[JURIST] The US Court of Appeals for the Fourth Circuit [official website] heard arguments Tuesday in a case challenging the constitutionality of the False Claims Act [text], which allows citizen "whistle-blowers" to sue federal contractors for committing fraud against the government. American Civil Liberties Union (ACLU) [advocacy website] Senior National Staff Counsel Christopher Hansen appeared before the court and argued that the False Claims Act, which calls for court secrecy in fraud cases against the US government, violates the First Amendment protection of free speech, court transparency and separation of government powers.
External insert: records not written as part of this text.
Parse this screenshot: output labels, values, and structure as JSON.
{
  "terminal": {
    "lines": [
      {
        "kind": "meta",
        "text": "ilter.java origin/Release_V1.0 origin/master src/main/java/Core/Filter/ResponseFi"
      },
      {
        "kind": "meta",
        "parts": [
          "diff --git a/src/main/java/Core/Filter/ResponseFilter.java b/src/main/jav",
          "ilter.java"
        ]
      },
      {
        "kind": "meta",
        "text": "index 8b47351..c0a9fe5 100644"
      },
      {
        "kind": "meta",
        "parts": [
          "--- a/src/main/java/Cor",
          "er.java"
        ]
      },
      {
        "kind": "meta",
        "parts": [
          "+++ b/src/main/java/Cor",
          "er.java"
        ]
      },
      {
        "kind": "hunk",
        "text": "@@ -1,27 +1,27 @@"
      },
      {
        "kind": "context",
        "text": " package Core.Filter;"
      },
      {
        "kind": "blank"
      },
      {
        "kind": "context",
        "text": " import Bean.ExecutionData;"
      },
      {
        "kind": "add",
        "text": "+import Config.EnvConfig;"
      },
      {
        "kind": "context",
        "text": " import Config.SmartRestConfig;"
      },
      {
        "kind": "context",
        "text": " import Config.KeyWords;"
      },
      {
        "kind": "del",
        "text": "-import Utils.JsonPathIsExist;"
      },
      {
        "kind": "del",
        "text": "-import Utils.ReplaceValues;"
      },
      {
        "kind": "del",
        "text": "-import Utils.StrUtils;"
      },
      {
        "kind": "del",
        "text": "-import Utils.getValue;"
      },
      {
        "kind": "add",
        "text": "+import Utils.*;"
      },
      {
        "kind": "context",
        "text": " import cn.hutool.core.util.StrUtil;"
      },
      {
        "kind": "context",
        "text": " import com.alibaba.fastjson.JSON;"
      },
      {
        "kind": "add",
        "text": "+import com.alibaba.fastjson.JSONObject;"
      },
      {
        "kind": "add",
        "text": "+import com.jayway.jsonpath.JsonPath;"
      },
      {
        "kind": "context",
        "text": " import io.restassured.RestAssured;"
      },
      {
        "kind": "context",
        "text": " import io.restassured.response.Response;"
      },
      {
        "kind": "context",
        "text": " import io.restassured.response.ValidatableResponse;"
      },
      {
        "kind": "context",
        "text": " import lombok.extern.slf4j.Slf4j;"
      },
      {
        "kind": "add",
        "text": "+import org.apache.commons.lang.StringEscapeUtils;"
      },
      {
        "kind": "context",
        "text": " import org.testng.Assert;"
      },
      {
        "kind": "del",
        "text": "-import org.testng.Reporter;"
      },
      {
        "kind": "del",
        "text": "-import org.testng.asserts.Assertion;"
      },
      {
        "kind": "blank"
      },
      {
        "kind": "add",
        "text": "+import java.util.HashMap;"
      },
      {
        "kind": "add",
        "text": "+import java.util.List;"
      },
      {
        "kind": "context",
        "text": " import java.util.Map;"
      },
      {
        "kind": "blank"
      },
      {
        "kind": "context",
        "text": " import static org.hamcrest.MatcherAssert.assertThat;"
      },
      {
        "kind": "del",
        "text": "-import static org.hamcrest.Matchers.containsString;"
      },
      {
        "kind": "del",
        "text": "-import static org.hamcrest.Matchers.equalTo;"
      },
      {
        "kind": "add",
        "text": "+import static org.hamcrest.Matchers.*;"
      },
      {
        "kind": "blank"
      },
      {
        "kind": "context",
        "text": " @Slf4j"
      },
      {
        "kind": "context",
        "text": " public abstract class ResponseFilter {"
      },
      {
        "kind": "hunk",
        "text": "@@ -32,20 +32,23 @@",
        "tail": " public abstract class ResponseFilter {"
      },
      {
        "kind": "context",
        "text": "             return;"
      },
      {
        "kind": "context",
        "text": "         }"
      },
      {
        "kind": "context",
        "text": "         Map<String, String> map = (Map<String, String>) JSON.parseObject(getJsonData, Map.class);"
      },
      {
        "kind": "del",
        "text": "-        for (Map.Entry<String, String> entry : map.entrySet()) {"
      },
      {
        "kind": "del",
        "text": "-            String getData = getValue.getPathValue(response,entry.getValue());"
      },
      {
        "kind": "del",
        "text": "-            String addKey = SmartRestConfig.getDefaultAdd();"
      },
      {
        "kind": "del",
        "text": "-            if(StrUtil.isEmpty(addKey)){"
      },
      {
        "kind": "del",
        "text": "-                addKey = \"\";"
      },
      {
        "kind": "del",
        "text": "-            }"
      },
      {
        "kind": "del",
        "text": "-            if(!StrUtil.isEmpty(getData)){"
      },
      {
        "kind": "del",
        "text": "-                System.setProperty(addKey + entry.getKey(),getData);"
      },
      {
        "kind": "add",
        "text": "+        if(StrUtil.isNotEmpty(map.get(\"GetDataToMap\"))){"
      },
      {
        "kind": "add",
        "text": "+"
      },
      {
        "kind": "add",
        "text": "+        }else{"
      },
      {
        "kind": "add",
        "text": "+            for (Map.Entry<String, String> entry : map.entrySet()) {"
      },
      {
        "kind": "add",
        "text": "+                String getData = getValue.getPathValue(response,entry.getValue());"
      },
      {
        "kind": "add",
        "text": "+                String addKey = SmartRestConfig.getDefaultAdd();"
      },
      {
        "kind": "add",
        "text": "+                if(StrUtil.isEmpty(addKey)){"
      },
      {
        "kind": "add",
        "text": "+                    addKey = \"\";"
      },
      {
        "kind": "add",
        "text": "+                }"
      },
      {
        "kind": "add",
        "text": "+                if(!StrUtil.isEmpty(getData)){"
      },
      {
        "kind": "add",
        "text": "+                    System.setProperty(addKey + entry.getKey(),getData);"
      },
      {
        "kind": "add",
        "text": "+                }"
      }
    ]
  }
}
The ACLU, together with the Government Accountability Project (GAP) and OMB Watch [advocacy websites], filed the complaint [text, PDF] last year against the US Attorney General [official website]. The district court granted the government's motion to dismiss in August 2009, and the ACLU appealed the case [brief, PDF; reply brief, PDF]. The advocacy groups support open use of the court systems, while the government argues that the act encourages citizens to anonymously report cases of fraud [Bloomberg report] without fear of backlash.
The False Claims Act has recently received attention in the country's highest court. In March, the US Supreme Court [official website] ruled [JURIST report] 7-2 in Graham County Soil & Water Conservation Dist. v. United States ex rel. Wilson [Cornell LII backgrounder; JURIST report] that whistle-blowers cannot bring suit under the False Claims Act to recover misspent government funds if the information used in the lawsuits came from state or local agencies' reports or audits. The suit arose out of public record documents that detailed a failure to obtain bids for the clean-up and reconstruction of storm-damaged portions of North Carolina. The ruling could potentially bar thousands of lawsuits by whistle-blowers. However, Congress recently changed the language of the statute [SCOTUSblog report] as part of the health care reform bill [HR 3590 materials] signed into law [JURIST report] in March. It is unclear whether the new wording will affect the case on remand.